Mathura Umachandran is a classicist by training. Her work is committed to tracing the development of the methods and ideological forms of Classics in the post war Humanities and, thus, how Classics operates in contemporary culture in collaboration with systems of power. She wrote her dissertation in the department of Classics at Princeton University (2018) and comes to the Society for the Humanities after a post-doctoral position on the Anachronism and Antiquity project at the University of Oxford (2018–2019) and a Visiting Fellowship at the Institute of Classical Studies, London (2019–2020). She has recently co-edited a special issue on ‘Anachronism’ in Classical Receptions Journal (2020), in addition to articles on Iris Murdoch’s reception of Aeschylus, the conceptual history of ‘World Literature’, and public facing essays that addressed Classics as a racialized form of knowledge-making. At Cornell, Mathura will be working on her first book, ‘Critical Mythologies: Classical Reception and the Frankfurt School’, which explores how the first generation of Critical Theorists made turns to Greco-Roman myth, seeking intellectual resources beyond enlightened reason. ‘Critical Mythologies’ examines how Theodor Adorno, Max Horkheimer, and Herbert Marcuse not only exploded the cultural value of antiquity itself by revising the concept of ‘myth’ in various ways, but also how they deployed specific narratives (the usual philosophical suspects Oedipus and Odysseus, as well as the less obvious candidates Narcissus and Orpheus) as openings for theorizing new political horizons of knowledge-making about the subject and her relations with the world.

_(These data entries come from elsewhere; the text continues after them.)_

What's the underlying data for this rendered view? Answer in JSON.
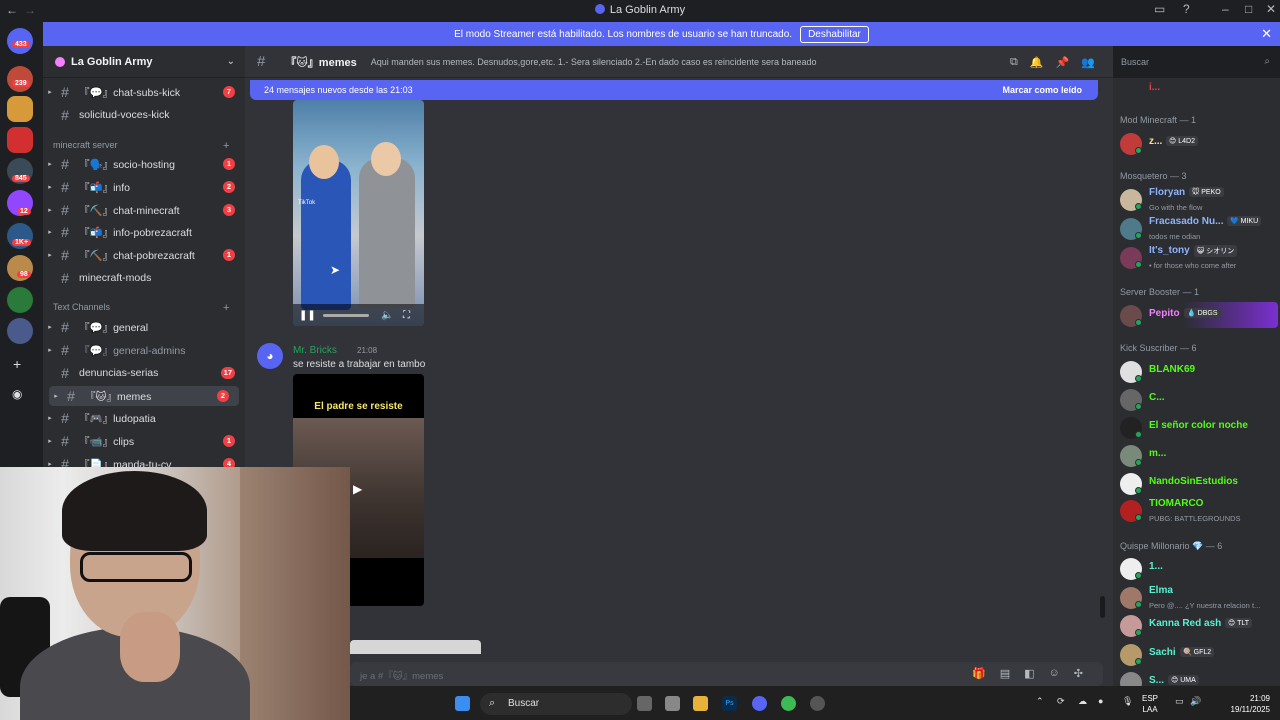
{
  "window": {
    "title": "La Goblin Army"
  },
  "banner": {
    "text": "El modo Streamer está habilitado. Los nombres de usuario se han truncado.",
    "button": "Deshabilitar"
  },
  "guilds": {
    "badges": [
      "433",
      "239",
      "845",
      "12",
      "1K+",
      "98"
    ]
  },
  "server": {
    "name": "La Goblin Army"
  },
  "channels": {
    "items": [
      {
        "name": "『💬』chat-subs-kick",
        "badge": "7"
      },
      {
        "name": "solicitud-voces-kick",
        "badge": ""
      },
      {
        "name": "『🗣️』socio-hosting",
        "badge": "1"
      },
      {
        "name": "『📬』info",
        "badge": "2"
      },
      {
        "name": "『⛏️』chat-minecraft",
        "badge": "3"
      },
      {
        "name": "『📬』info-pobrezacraft",
        "badge": ""
      },
      {
        "name": "『⛏️』chat-pobrezacraft",
        "badge": "1"
      },
      {
        "name": "minecraft-mods",
        "badge": ""
      },
      {
        "name": "『💬』general",
        "badge": ""
      },
      {
        "name": "『💬』general-admins",
        "badge": ""
      },
      {
        "name": "denuncias-serias",
        "badge": "17"
      },
      {
        "name": "『🐱』memes",
        "badge": "2"
      },
      {
        "name": "『🎮』ludopatia",
        "badge": ""
      },
      {
        "name": "『📹』clips",
        "badge": "1"
      },
      {
        "name": "『📄』manda-tu-cv",
        "badge": "4"
      }
    ],
    "categories": [
      "minecraft server",
      "Text Channels"
    ]
  },
  "header": {
    "channel": "『🐱』memes",
    "topic": "Aqui manden sus memes. Desnudos,gore,etc. 1.- Sera silenciado 2.-En dado caso es reincidente sera baneado",
    "search_placeholder": "Buscar"
  },
  "newbar": {
    "text": "24 mensajes nuevos desde las 21:03",
    "action": "Marcar como leído"
  },
  "messages": {
    "video1_watermark": "TikTok",
    "author": "Mr. Bricks",
    "time": "21:08",
    "text": "se resiste a trabajar en tambo",
    "video2_caption": "El padre se resiste"
  },
  "composer": {
    "placeholder": "je a #『🐱』memes"
  },
  "members": {
    "groups": [
      {
        "label": "Mod Minecraft — 1"
      },
      {
        "label": "Mosquetero — 3"
      },
      {
        "label": "Server Booster — 1"
      },
      {
        "label": "Kick Suscriber — 6"
      },
      {
        "label": "Quispe Millonario 💎 — 6"
      }
    ],
    "top_name": "i...",
    "rows": [
      {
        "name": "z...",
        "tag": "😊 L4D2",
        "sub": "",
        "color": "#f0e68c"
      },
      {
        "name": "Floryan",
        "tag": "🐭 PEKO",
        "sub": "Go with the flow",
        "color": "#8fb4ff"
      },
      {
        "name": "Fracasado Nu...",
        "tag": "💙 MIKU",
        "sub": "todos me odian",
        "color": "#8fb4ff"
      },
      {
        "name": "It's_tony",
        "tag": "😺 シオリン",
        "sub": "• for those who come after",
        "color": "#8fb4ff"
      },
      {
        "name": "Pepito",
        "tag": "💧 DBGS",
        "sub": "",
        "color": "#f47fff"
      },
      {
        "name": "BLANK69",
        "tag": "",
        "sub": "",
        "color": "#53fc18"
      },
      {
        "name": "C...",
        "tag": "",
        "sub": "",
        "color": "#53fc18"
      },
      {
        "name": "El señor color noche",
        "tag": "",
        "sub": "",
        "color": "#53fc18"
      },
      {
        "name": "m...",
        "tag": "",
        "sub": "",
        "color": "#53fc18"
      },
      {
        "name": "NandoSinEstudios",
        "tag": "",
        "sub": "",
        "color": "#53fc18"
      },
      {
        "name": "TIOMARCO",
        "tag": "",
        "sub": "PUBG: BATTLEGROUNDS",
        "color": "#53fc18"
      },
      {
        "name": "1...",
        "tag": "",
        "sub": "",
        "color": "#57f2d0"
      },
      {
        "name": "Elma",
        "tag": "",
        "sub": "Pero @.... ¿Y nuestra relacion t...",
        "color": "#57f2d0"
      },
      {
        "name": "Kanna Red ash",
        "tag": "😊 TLT",
        "sub": "",
        "color": "#57f2d0"
      },
      {
        "name": "Sachi",
        "tag": "🍭 GFL2",
        "sub": "",
        "color": "#57f2d0"
      },
      {
        "name": "S...",
        "tag": "😊 UMA",
        "sub": "",
        "color": "#57f2d0"
      }
    ]
  },
  "taskbar": {
    "search": "Buscar",
    "lang1": "ESP",
    "lang2": "LAA",
    "time": "21:09",
    "date": "19/11/2025"
  }
}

Critical Mythologies: Classical Reception and the Frankfurt School
Critical Mythologies: Classical Reception and the Frankfurt School investigates the engagements with classical antiquity by some of the key thinkers of the first generation of the Frankfurt School. Theodor Adorno, Max Horkheimer, and Herbert Marcuse turned to myth to critique the formations of late capitalist modernity. I want to understand what motivated these turns to myth by thinkers who claimed to be in the genealogy of the Enlightenment. The Aufklärung had formed a set of philosophical contradictions around the Greeks as both firmly fixed in the ancient past and the trans-historical guarantors of Western reason. The Frankfurt thinkers found that the instability of these contradictions was in part to blame for the extreme way in which irrationality forced itself to the surface in the twentieth century. Critical Mythologies therefore examines how the Frankfurt thinkers critically repurpose mythological figures of reason. I argue that, by using Odysseus (as the heroic figure of cunning), Prometheus (as the author of anthropocentric ingenuity) and Oedipus (as the figure of self reflexive), these thinkers interrogate modernity’s self-fashioning as supremely rational and the telos of progressive history. Within a framework of dialectical reception, Critical Mythologies argues that the Frankfurt thinkers’ turns to myth organize historical relationships of non-identity with antiquity to illuminate the political reflexes of classicism.